Is your oral health related to your general health?
This is something we’ve actually covered a few times over the last few years. Your oral health and it’s relevance to your general health. So what’s the answer?
In short – of course your oral health will impact your general health because it’s part of your body. For example, gum disease (periodontal disease) is inflammation and it can affect the rest of your body in many ways.
Here’s some other things about Gum Disease that you may not know…
Gum Disease can create complications with Diabetes
Your mouth (if you don’t have a great oral routine) can be a great hiding place for the bacteria associated with stomach ulcers.
Oral Bacteria is also associated with arthritis
Gum Disease has been linked to cardiovascular disease.
What other indicators of oral health point towards general health and why?
Let’s look at what you eat. If you’re someone who drinks fizzy sodas, who eats chocolates and high fat foods, this will of course be bad for your teeth, but it will also be bad for your heart, your liver and your cholesterol levels. So you could argue that if you are what you eat and your teeth aren’t looking great, your body isn’t probably in the best shape either.

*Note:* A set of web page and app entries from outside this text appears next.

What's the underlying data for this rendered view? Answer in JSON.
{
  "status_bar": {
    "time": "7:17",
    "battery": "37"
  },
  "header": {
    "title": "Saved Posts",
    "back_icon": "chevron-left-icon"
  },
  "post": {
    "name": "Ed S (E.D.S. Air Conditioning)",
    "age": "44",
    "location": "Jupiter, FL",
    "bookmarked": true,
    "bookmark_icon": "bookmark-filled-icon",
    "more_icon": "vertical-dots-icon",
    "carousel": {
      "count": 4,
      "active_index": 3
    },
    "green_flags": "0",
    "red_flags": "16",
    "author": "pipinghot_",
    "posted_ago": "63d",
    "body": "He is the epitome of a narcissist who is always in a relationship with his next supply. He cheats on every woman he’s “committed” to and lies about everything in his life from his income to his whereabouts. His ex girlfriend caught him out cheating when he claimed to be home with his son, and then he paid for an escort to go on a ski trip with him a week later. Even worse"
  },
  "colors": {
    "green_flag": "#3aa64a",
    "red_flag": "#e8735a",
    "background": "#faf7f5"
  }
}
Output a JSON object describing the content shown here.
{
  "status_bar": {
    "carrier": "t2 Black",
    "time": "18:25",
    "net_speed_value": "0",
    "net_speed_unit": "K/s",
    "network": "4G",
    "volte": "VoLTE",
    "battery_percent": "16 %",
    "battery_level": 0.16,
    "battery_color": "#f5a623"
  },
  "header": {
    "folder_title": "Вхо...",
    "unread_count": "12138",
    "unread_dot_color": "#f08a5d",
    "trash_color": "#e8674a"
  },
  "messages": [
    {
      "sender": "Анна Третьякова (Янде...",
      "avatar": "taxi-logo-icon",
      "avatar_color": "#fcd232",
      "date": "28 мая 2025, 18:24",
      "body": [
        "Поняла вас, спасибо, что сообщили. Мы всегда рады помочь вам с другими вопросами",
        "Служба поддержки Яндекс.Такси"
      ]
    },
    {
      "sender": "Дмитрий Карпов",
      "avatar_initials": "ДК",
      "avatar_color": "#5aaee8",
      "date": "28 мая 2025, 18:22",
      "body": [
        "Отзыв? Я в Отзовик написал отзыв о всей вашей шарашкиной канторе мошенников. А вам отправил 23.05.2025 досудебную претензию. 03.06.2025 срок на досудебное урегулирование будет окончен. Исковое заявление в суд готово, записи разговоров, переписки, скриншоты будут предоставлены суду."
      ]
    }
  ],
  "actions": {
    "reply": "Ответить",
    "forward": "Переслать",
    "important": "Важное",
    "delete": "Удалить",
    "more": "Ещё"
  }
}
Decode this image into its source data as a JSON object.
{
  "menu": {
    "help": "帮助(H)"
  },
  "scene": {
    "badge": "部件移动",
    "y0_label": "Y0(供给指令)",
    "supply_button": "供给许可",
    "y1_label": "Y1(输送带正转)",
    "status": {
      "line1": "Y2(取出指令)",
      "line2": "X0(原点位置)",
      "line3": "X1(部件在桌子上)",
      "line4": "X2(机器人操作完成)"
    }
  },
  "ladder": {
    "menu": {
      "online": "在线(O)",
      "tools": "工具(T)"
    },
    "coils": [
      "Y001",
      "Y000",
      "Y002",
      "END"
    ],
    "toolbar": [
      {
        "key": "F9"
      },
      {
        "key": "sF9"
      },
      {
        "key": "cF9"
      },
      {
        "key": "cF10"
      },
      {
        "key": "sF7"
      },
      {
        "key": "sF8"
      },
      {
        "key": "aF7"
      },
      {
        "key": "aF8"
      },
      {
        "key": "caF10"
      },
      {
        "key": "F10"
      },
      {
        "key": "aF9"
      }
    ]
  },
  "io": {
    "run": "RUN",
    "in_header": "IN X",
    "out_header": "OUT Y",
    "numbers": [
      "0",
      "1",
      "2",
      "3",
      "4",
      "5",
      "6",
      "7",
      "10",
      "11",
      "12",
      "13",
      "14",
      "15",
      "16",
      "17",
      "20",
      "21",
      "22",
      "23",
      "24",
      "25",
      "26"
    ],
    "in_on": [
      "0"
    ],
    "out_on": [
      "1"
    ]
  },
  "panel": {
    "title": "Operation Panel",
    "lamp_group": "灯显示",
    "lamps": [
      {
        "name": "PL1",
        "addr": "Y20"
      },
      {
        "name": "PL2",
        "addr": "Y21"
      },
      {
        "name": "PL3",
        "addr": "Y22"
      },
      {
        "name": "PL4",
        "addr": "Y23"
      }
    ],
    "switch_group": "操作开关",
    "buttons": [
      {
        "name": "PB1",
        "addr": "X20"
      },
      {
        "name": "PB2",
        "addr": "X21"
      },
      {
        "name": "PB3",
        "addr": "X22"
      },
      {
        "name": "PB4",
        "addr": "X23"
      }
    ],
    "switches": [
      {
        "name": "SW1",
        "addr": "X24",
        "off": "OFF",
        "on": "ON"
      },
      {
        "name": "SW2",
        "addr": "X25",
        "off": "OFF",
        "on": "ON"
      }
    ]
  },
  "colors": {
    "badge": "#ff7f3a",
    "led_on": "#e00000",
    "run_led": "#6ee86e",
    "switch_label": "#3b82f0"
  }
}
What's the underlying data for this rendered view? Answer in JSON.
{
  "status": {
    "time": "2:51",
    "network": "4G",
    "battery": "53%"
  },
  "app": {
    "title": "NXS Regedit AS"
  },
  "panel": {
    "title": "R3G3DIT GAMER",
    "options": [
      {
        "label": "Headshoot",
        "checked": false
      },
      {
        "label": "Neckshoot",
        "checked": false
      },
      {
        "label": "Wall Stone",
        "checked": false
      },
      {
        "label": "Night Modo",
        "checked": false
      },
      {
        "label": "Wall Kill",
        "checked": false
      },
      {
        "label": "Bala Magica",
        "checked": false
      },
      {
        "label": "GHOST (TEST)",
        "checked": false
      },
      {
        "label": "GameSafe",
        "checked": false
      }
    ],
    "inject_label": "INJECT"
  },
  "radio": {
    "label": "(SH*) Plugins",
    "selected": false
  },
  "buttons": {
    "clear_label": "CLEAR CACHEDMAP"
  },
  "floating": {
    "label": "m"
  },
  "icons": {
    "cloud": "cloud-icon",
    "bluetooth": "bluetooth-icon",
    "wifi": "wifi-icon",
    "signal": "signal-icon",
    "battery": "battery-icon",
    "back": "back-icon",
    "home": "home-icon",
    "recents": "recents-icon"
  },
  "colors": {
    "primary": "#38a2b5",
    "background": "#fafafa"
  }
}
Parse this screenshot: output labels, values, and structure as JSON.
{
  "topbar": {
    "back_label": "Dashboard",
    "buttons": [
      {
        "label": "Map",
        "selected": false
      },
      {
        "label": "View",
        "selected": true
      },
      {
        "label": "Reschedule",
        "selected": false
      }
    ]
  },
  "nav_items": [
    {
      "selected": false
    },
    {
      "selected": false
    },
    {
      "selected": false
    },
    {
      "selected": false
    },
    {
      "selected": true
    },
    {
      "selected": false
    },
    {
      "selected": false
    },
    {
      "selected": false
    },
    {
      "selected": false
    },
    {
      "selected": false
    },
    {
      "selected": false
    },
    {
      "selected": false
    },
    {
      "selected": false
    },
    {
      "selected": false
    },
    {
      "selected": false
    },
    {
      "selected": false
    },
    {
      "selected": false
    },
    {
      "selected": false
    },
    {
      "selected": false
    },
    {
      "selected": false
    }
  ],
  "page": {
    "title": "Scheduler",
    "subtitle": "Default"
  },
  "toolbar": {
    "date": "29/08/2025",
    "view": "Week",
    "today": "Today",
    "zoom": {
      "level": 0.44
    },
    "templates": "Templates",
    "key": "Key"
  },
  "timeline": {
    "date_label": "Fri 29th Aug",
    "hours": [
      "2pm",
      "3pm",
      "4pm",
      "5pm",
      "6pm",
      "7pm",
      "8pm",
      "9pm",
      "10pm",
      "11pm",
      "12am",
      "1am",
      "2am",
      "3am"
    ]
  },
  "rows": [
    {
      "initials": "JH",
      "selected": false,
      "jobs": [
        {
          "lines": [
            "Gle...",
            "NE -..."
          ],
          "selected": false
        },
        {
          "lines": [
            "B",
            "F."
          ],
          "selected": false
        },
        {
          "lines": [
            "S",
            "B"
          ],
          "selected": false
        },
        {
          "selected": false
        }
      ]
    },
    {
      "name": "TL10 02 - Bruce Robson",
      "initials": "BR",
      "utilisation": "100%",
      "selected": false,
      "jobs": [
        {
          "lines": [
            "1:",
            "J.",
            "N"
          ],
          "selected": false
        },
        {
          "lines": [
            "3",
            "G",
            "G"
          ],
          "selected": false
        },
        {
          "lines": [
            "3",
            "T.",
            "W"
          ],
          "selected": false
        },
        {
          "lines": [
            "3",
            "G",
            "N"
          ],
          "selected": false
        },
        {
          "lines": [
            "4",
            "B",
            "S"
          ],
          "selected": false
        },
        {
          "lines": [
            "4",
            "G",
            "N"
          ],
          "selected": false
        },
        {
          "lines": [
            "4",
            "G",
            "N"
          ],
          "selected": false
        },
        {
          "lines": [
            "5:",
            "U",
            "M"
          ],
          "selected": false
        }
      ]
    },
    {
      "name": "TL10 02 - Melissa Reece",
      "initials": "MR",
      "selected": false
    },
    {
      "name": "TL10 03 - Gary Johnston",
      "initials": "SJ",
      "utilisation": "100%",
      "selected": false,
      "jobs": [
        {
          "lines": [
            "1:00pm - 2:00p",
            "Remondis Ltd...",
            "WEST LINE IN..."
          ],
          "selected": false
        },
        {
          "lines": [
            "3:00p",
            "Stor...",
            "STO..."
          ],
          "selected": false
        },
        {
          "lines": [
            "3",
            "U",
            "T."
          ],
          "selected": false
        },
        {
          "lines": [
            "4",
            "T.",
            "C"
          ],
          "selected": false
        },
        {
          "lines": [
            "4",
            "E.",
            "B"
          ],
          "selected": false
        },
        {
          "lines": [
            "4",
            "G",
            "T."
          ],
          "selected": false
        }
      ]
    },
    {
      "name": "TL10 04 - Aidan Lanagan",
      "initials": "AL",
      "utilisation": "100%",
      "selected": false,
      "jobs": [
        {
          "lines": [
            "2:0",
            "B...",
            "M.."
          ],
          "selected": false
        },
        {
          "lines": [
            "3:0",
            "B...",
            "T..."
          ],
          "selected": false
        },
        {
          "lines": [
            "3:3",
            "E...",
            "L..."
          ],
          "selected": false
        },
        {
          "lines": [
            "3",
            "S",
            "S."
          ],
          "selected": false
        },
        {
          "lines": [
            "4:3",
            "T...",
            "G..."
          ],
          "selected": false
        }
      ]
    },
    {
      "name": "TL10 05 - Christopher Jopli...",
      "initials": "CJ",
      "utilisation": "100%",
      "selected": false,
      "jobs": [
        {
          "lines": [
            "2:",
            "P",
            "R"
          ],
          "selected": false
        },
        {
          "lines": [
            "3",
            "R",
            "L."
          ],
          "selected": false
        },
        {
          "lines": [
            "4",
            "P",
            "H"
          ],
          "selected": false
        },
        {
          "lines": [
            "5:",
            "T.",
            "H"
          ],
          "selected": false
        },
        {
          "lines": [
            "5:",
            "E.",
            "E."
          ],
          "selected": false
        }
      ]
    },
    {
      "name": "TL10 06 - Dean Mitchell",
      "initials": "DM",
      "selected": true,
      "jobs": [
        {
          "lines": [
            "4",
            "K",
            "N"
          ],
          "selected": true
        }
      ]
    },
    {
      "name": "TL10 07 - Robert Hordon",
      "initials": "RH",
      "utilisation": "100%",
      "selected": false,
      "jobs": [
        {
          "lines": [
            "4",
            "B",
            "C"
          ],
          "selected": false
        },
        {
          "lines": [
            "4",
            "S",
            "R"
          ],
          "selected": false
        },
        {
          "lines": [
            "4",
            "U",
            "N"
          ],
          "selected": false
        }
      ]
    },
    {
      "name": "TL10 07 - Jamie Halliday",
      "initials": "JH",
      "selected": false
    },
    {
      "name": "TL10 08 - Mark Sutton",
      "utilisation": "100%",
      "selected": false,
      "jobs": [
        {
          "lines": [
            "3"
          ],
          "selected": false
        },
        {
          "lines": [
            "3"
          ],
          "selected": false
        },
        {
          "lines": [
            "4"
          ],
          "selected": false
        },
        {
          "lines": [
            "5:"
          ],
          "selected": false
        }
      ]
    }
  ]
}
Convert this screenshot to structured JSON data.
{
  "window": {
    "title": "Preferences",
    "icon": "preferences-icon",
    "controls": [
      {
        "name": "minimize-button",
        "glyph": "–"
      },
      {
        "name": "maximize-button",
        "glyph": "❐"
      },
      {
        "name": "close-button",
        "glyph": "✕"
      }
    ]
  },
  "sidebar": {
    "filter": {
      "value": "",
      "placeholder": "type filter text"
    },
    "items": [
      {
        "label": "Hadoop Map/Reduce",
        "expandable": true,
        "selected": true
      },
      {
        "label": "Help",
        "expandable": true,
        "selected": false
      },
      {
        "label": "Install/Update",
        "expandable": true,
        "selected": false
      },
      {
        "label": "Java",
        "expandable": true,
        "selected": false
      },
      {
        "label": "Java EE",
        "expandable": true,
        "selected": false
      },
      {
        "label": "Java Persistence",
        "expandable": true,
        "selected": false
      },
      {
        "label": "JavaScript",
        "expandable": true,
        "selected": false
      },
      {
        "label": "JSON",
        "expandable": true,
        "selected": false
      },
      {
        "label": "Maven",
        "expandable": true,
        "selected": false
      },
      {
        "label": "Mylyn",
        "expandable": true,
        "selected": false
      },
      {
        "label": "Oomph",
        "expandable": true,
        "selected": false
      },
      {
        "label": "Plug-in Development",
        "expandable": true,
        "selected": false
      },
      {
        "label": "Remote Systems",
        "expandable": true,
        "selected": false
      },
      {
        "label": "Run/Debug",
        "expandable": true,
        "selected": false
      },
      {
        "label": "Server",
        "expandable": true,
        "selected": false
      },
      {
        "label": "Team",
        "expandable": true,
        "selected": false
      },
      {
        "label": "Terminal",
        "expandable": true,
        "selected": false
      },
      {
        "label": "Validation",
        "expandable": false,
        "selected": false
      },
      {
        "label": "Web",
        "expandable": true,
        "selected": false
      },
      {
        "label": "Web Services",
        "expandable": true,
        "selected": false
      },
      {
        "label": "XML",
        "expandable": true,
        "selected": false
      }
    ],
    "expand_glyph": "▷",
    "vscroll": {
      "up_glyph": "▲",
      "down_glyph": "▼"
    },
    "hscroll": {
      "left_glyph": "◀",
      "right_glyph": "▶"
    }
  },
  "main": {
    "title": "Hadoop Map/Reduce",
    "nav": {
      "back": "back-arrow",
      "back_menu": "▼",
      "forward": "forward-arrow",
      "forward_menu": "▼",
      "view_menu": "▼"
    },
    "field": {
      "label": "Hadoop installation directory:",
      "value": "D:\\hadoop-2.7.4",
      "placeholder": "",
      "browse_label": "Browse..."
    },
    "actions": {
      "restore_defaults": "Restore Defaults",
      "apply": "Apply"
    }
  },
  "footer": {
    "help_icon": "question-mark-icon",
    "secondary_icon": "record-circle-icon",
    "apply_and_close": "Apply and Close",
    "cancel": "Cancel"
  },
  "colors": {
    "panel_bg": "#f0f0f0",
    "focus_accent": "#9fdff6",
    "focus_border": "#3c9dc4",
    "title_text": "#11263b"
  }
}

Smoking. Obviously not good for your health at all, but it’s also really bad for your teeth. It has been shown to be a contributory factor in gum disease. And again, if it’s not doing your teeth any good, you don’t need much of an imagination to work out what it may be doing to your body.
In short, anything that goes in your mouth, proceeds through your body so if you’re eating badly, smoking or not brushing then you are risking potential issues with your general health.
- RECENT POSTS
- Dr Mankoo interviewed by ‘Inspyred’ Magazine
- Mythbuster: Brits’ teeth aren’t actually THAT bad
- What’s on your new year’s resolution list?
- Top ways to look after your teeth this Christmas
- Dental Phobia? Just talk…
- A beautiful smile for your wedding day…
- Smile like you’re famous
- Mum on a Mission to fight Tooth Decay
- Losing the game. Footballers and their teeth…
- Dental Care and your Overall Health